### WHAT THE TASK ASKS
I would like every line of the records below that contains the word "subtitle" copied.

### STUDY MATERIAL
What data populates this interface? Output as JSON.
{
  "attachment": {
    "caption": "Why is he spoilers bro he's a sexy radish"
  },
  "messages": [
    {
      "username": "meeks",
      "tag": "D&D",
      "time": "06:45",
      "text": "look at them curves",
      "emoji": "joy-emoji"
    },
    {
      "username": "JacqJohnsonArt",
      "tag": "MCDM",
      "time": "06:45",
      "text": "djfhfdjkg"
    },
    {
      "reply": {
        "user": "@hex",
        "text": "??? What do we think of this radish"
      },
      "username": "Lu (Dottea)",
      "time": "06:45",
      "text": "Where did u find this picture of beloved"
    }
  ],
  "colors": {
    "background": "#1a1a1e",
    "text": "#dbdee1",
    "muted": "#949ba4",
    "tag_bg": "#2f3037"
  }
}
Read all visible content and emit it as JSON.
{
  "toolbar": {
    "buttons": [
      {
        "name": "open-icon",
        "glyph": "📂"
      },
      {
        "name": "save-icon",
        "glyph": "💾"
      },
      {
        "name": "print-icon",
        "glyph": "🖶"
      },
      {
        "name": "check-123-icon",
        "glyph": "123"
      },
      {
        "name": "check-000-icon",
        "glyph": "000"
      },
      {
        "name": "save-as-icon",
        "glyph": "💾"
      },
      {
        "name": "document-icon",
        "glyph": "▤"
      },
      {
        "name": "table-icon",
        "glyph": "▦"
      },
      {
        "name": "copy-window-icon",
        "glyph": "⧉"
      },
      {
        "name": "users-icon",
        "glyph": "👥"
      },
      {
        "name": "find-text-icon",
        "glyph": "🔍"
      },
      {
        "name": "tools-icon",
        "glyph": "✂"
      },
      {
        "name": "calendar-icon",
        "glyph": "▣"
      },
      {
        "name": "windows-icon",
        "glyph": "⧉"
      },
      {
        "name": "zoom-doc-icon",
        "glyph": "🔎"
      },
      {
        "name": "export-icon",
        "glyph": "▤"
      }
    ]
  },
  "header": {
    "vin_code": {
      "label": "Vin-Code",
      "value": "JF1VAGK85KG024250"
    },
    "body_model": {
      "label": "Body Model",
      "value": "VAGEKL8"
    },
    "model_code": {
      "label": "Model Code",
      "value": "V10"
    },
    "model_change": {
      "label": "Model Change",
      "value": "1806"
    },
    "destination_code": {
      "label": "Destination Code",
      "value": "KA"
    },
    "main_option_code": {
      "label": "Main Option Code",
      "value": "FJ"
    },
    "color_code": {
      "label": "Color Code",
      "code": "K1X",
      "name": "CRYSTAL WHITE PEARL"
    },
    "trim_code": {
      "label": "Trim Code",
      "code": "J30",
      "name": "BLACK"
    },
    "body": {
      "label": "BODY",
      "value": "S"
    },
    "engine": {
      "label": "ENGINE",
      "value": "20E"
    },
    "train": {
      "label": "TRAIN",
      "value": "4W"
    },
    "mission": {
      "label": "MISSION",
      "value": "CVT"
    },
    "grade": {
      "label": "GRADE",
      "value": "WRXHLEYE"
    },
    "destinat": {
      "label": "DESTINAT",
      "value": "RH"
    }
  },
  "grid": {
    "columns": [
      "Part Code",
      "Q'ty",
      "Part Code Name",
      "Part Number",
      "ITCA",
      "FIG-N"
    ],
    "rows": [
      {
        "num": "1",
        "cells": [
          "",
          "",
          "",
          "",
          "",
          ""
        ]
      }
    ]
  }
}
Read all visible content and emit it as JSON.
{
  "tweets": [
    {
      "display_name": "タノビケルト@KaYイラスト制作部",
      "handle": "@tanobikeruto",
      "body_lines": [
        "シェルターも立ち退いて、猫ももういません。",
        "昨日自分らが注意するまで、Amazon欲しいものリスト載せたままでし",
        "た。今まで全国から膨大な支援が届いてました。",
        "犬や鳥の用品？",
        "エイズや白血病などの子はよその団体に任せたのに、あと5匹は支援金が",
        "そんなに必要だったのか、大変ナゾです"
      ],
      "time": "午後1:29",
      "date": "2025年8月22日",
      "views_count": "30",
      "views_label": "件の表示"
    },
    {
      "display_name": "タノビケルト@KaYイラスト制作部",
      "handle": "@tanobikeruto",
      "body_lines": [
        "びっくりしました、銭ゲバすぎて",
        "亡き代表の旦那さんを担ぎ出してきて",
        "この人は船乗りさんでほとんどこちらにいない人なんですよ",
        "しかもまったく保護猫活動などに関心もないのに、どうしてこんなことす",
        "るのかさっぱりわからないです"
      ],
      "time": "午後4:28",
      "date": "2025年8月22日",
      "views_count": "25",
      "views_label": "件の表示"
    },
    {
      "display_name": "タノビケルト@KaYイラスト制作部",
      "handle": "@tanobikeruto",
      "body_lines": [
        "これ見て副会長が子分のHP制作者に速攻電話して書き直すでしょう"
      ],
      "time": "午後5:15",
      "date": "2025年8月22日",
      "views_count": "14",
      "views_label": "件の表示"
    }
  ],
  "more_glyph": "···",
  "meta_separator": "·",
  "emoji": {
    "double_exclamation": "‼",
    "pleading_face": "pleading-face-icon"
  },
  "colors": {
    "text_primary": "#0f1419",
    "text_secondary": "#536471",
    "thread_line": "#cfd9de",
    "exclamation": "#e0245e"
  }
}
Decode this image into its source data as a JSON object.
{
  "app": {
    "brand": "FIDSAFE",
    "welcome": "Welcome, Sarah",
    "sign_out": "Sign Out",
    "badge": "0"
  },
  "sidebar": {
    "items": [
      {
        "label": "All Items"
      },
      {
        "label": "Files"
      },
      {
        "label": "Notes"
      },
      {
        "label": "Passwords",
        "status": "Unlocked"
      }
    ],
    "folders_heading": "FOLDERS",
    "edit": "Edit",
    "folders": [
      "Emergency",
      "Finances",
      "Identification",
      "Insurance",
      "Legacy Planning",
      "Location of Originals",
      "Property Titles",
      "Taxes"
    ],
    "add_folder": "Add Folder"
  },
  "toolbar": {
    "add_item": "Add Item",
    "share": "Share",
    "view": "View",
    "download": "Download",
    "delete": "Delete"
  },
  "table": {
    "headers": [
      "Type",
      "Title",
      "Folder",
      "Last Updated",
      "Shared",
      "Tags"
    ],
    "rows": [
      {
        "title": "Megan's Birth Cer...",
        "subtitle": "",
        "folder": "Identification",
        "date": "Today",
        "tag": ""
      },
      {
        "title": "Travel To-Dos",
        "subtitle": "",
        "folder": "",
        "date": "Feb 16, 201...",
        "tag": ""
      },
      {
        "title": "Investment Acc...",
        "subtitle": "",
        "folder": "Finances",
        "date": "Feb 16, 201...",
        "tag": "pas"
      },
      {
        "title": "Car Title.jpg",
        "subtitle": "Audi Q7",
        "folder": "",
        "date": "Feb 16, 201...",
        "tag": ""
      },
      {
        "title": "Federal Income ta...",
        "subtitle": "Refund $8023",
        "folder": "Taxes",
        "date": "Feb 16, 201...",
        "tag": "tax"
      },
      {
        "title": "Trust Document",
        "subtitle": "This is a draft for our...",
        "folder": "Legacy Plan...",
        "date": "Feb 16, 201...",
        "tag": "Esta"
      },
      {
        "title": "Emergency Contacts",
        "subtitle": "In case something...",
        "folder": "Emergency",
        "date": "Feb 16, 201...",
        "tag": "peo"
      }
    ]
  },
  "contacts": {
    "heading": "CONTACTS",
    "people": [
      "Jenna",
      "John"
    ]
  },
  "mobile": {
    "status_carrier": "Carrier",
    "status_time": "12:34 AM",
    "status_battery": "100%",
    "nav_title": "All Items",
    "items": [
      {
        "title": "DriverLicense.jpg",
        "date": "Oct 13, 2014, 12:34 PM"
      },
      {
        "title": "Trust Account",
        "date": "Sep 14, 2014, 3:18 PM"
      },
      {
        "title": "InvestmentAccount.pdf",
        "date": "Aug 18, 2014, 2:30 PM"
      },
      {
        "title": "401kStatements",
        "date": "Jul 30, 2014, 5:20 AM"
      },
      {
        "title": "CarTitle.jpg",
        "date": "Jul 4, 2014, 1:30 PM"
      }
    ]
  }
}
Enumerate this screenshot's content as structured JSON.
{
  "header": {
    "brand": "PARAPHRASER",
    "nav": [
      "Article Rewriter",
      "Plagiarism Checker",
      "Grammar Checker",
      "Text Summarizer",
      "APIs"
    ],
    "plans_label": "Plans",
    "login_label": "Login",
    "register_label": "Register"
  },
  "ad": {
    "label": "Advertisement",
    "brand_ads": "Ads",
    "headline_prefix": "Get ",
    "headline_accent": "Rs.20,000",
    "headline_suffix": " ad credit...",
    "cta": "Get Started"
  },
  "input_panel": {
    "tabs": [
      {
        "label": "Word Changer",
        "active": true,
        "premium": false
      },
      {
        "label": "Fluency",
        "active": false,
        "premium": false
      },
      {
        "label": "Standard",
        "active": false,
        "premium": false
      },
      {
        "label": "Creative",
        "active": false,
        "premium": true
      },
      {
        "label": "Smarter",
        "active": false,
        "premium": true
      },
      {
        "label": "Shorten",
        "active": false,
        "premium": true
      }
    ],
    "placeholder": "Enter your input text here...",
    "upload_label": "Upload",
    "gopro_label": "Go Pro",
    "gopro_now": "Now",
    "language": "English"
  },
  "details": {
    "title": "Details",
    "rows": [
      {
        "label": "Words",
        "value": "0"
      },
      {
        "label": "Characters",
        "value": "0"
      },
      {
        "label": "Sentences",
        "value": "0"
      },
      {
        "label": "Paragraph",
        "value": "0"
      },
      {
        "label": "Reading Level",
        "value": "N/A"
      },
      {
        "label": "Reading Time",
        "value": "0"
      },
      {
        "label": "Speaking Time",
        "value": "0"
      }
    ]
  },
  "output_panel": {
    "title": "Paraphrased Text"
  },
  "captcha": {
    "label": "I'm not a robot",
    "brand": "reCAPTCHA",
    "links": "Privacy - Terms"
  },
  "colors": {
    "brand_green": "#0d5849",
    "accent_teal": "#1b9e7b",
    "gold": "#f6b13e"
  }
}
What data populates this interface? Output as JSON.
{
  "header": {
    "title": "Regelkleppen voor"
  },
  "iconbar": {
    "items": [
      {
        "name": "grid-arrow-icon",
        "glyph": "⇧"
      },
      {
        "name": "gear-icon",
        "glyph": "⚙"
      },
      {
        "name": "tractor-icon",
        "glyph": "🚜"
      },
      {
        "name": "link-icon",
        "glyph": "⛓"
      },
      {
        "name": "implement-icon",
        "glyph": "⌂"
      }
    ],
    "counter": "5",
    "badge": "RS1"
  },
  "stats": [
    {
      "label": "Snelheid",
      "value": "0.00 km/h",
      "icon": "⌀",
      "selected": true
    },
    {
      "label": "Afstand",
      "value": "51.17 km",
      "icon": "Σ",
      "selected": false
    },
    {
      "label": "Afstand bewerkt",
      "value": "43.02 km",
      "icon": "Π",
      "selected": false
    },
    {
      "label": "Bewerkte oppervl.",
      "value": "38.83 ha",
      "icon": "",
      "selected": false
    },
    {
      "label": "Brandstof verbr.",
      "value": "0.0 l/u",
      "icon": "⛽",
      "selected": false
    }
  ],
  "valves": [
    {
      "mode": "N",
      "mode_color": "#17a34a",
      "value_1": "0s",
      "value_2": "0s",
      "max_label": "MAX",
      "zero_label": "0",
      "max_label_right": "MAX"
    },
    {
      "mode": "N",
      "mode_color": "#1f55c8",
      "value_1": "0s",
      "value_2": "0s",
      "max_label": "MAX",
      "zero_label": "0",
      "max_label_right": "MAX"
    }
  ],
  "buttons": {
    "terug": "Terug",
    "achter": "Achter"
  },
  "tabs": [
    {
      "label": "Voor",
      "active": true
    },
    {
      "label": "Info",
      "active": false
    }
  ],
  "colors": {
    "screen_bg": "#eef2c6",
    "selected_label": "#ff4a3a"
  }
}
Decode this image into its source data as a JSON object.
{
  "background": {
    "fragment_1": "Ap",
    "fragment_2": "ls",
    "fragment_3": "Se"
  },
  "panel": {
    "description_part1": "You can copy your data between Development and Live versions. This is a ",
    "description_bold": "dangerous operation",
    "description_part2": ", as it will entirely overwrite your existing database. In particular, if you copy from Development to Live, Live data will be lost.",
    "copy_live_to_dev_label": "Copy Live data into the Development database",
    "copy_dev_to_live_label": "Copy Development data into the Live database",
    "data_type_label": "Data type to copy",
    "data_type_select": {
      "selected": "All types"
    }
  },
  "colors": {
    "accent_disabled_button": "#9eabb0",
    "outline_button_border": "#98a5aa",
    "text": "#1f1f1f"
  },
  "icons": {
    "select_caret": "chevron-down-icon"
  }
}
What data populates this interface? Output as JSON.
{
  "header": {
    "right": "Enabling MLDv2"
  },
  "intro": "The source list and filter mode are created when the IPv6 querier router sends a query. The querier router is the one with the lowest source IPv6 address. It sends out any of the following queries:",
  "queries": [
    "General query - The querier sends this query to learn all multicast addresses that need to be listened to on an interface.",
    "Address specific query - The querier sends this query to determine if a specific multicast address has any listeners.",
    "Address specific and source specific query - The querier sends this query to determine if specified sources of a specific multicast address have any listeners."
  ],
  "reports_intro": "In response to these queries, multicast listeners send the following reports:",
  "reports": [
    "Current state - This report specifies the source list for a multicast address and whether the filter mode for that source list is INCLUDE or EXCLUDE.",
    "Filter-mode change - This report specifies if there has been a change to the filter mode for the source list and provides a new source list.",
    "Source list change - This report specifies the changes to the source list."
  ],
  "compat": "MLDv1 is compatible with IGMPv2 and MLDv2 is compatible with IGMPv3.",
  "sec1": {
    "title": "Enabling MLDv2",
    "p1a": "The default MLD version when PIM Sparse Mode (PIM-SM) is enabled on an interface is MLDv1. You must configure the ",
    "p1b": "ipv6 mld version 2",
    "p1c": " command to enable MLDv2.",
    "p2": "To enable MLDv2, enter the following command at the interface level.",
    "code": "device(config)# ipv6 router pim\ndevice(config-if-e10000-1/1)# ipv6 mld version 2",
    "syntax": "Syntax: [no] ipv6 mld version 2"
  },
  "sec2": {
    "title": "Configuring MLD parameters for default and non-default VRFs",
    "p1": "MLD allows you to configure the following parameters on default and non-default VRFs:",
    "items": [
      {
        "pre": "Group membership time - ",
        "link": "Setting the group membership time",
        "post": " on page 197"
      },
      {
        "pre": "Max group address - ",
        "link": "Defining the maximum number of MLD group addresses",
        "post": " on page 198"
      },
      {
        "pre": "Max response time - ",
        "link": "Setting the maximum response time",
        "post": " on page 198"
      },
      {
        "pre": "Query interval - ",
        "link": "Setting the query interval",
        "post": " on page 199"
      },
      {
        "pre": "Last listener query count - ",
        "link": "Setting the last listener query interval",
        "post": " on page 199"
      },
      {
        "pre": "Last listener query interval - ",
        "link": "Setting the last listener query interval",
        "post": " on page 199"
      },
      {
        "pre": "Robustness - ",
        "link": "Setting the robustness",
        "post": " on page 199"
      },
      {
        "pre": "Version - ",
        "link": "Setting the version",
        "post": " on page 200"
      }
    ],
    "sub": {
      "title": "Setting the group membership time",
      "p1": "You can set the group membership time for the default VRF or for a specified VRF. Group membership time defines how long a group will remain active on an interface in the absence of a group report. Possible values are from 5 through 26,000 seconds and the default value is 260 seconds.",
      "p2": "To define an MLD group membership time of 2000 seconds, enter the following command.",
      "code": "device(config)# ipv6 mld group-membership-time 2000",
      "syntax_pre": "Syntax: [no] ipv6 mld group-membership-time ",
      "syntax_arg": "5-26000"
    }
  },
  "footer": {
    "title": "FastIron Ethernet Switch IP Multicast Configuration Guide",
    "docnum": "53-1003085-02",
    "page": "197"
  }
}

### RESPONSE AREA
        "subtitle": "",
        "subtitle": "",
        "subtitle": "",
        "subtitle": "Audi Q7",
        "subtitle": "Refund $8023",
        "subtitle": "This is a draft for our...",
        "subtitle": "In case something...",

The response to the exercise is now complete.